#### DATA FOR REVIEW

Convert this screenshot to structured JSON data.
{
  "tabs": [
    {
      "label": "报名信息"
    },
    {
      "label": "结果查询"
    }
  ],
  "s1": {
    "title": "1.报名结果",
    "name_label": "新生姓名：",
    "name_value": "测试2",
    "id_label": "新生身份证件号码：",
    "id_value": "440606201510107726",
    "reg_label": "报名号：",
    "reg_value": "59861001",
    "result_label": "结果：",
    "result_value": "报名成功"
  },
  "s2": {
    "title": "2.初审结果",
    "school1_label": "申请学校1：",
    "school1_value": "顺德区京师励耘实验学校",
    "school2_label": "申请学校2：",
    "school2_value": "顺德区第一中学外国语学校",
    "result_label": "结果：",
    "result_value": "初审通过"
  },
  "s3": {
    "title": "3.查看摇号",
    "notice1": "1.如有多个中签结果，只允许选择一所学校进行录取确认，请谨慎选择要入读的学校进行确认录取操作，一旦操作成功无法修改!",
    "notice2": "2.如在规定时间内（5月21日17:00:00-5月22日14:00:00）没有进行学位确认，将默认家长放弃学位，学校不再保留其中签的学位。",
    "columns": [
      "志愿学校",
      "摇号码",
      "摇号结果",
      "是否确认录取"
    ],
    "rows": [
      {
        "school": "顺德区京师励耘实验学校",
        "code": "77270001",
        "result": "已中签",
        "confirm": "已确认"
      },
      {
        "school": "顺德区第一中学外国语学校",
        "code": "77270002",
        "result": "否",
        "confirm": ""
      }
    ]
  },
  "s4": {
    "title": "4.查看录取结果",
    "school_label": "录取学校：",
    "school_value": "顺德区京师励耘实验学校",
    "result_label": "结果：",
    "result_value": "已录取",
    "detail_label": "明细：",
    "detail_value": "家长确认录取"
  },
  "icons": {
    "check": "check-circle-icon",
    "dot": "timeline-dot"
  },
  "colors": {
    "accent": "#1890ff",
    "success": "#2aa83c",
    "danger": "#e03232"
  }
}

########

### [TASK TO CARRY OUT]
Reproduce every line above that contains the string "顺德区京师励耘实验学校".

### [OUTPUT OF THE EXERCISE]
    "school1_value": "顺德区京师励耘实验学校",
        "school": "顺德区京师励耘实验学校",
    "school_value": "顺德区京师励耘实验学校",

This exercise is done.